Somatic Experiencing is a method of processing trauma that focuses on the physical body. It is a pioneering body-focused approach to repairing trauma.
“Trauma does not rest in the event but in the individual’s nervous system”
– Peter Levine
A fearful event activates the ‘fight or flight’ response in the nervous system. This is a normal response designed to keep us alive that is time limited. Within a resilient nervous system the body’s response to the threat should return to its normal steady state range. This is called homeostasis and is referred to as the window of tolerance.
Trauma is when your body does not return to homeostasis and your nervous system retains the fight/flight energy. This bound energy is otherwise known as ‘stress chemistry’. The nervous system can be stuck on ‘on’, which is referred to as ‘sympathetic arousal’, whereby the body can experience muscle constriction, tension, anxiety, irritability, restless, hyper-vigilance or hyper-alertness, and suspended fear. It can also get stuck on ‘off’, which is referred to as dorsal vagal shutdown. Here the body can experience a sense of disconnection and exhaustion, and feel heavy, frozen and flat. See diagram below.
Long periods in either of these states can make you highly sensitive to your fears. This eventually narrows your choices and experiences in life; your window of tolerance becomes very small, and if it continues, can result in mental illness and severe body disease.
Stress chemistry depletes the body’s ability to function at its optimum and heal itself. When the body is in a state of homeostasis, healing refers to good functioning of the immune system, take-up of nurturance from food and supplements is high, sleep is restorative, cortisol levels are low, and repair of muscles and inflammation can occur.
Somatic Experiencing is a framework for therapists to work with the biology of the body that helps clients to safely navigate the body’s story back to experiencing the neuroception of safety. By tracking the sensations of the automatic nervous system (parasympathetic and sympathetic) and understanding the signals presented to us from the vagus nerve (Stephen Porges, Polyvagal Theory), we can identify when you are outside the window of tolerance and learn how to return to homeostasis. Eventually the body will learn how to do this automatically and you will be able to identify what people, actions and states of mind can give you access to this window.
When we are in the window of tolerance, we feel safe, relaxed and alert. We are able to connect with others, and it is not an effort to interact and engage. We have access to our social engagement system and the ventral vagal nerve. Our parasympathetic nervous system is design to return us to this state if we have had this developed in early childhood.

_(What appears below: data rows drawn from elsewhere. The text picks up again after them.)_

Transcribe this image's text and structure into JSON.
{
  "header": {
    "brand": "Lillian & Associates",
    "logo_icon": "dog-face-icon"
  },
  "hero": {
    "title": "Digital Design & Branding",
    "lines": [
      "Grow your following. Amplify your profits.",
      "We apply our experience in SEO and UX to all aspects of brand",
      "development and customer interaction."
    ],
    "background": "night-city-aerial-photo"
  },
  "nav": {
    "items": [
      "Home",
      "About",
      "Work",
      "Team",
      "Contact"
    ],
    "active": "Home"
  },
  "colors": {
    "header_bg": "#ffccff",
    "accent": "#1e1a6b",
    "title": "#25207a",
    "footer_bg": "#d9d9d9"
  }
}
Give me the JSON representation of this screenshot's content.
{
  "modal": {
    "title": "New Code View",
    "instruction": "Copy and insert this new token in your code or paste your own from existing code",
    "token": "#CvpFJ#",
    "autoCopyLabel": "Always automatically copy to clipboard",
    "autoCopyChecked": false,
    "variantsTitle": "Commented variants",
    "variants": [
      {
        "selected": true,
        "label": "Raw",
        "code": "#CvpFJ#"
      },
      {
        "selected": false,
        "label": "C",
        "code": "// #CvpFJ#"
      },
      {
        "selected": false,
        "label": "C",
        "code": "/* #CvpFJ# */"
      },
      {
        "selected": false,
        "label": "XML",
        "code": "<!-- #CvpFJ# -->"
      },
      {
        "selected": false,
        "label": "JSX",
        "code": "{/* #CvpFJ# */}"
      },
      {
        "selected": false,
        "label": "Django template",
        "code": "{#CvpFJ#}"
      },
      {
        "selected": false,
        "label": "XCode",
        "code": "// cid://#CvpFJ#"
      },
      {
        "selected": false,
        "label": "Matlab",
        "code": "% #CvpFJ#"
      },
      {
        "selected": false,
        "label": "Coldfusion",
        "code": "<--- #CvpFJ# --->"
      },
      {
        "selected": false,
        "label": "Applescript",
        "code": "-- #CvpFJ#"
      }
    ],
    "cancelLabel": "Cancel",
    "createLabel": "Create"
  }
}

The diagram above incorporates Somatic Experiencing and polyvagal theory and language. All the responses indicated in the diagram are normal experiences when navigating danger; however, they are time limited.
We are unable to live constantly in any one state. Trauma is when one lives in a chronic state of sympathetic or shut down, as indicated at the top and on the left. The state one aims to return to is the stillness of the parasympathetic, indicated by the bottom-right quarter in blue and pink.
Somatic Experiencing aims to restore homeostasis by safely releasing bodily restrictions and contractions caused by shock-responses to traumatic events. Trauma is not held in the event but in the neurobiology where symptoms can persist long after the event has passed and it becomes unconscious body actions and reactions. If the event is forgotten, it only takes a ‘trigger’ to bring the sensations of shock and the associated physiological responses back into your awareness and flood the body with the stress chemistry of the event.
Somatic Experiencing Therapy guides and supports you to address these adverse physical and mental effects. After the sessions, people often report experiencing a calm, settled feeling, a relaxed alertness, and a spacious presence in their body. Triggers no longer have power over them and they have an increased resilience to meet life.
Recommended reading and websites:
Waking the Tiger Trauma Healing and In An Unspoken Voice by Peter Levin
The Polyvagal Theory: New insights into adaptive reactions of the autonomic nervous system by Stephen Porges